Lots of Flair, Not Enough Fire

  • Share
  • Read Later
We all recognize Becky Sharp. Ever since William Makepeace Thackeray created her more than 150 years ago, she has been the universally recognized embodiment of the social climber, in her case trying to rise out of poverty to a respectable position in a society — Georgian England — more rigidly stratified than any we know. In that delicately poised world, speaking the wrong word, using the wrong fork, could mean disaster, and the suspense in Vanity Fair derives largely from our anxious observation of Becky navigating a vast sea of swells.

We have to like Becky, and thanks to Reese Witherspoon's perky performance we do, not least because we have all been in her position, desperate to impress our betters. Moreover, director Mira Nair has created a pretty panorama — populated with solid actors like Bob Hoskins and Gabriel Byrne — of English life in the Georgian era for Becky to master. It is more exotic than Thackeray's, more laden with the booty of a burgeoning colonial empire, but Nair, Indian by birth, is entitled to her opinions about the exploitations on which England's wealth was based.

Yet there's something about her Vanity Fair that doesn't quite work. There is no depth beneath its bright surfaces, no potent emotional undercurrents.
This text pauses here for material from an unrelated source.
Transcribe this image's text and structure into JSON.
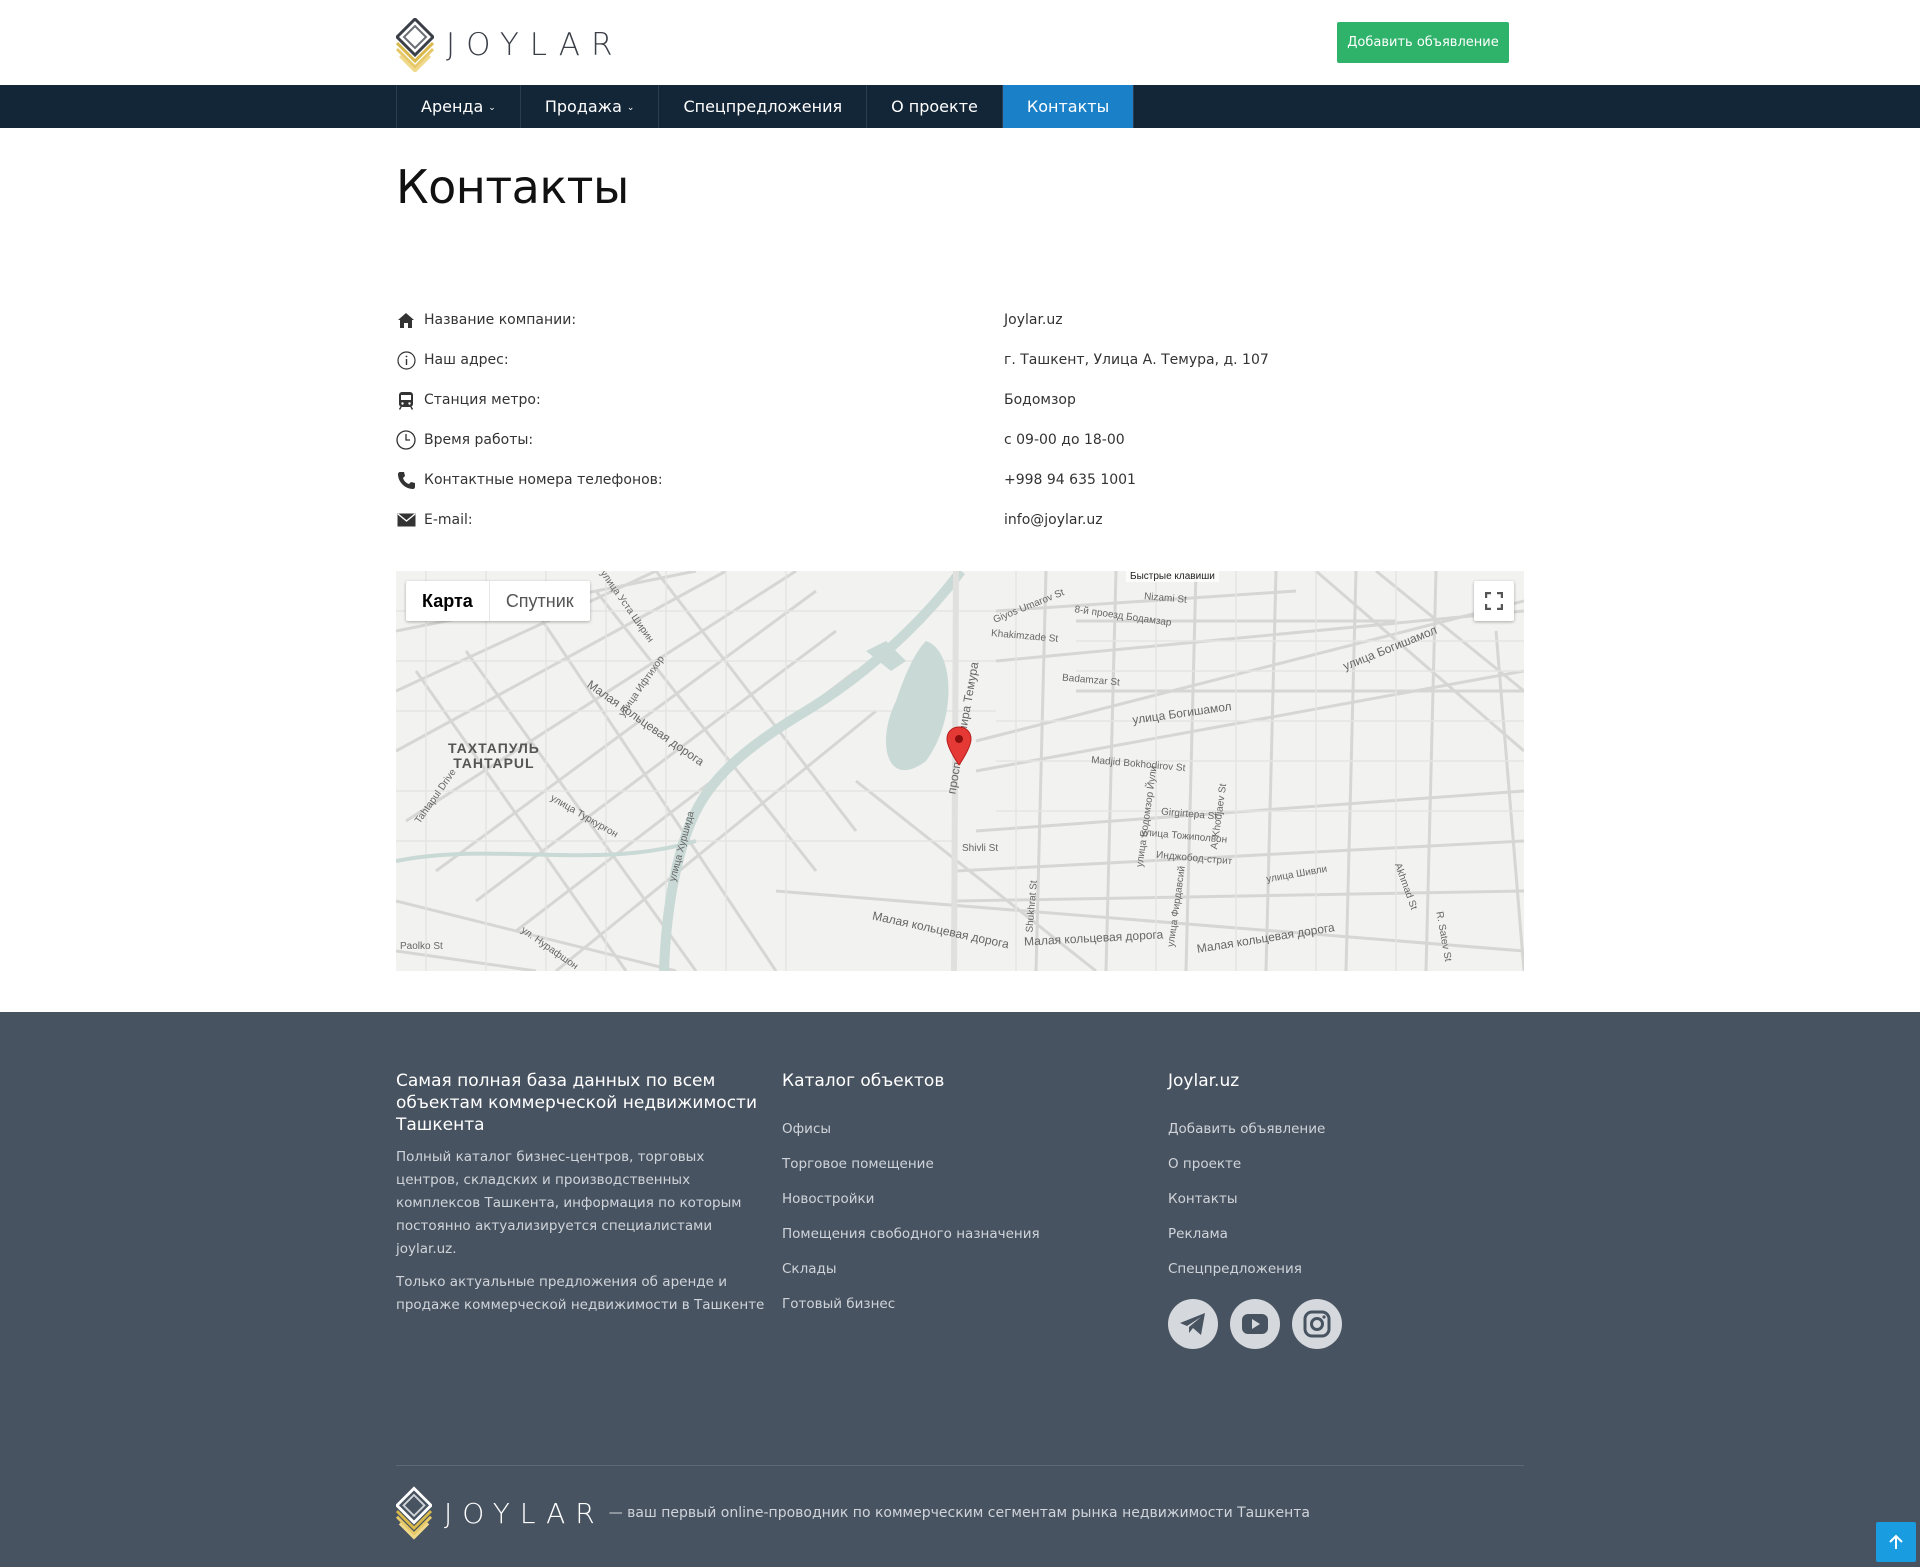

One thinks of Stanley Kubrick's Barry Lyndon, also based on a Thackeray novel about an ill-born social outsider on the rise. It too was a beautiful film, but it did not merely record a lost world; it peered at it — as if the fold of a dress or the knot of a cravat might possibly contain the secret of life. Or at least a useful clue to correct behavior.

Then, too, it was touched by an ineffable sadness. Its vanities were all in vain. Thackeray said he was writing about pompous, self-satisfied people trying to live without God or humility. It makes no difference if you see their furious scurryings existentially or traditionally. You must impute some larger resonance to them. Otherwise you are left with only a twittering among the teacups — or a vanity fair.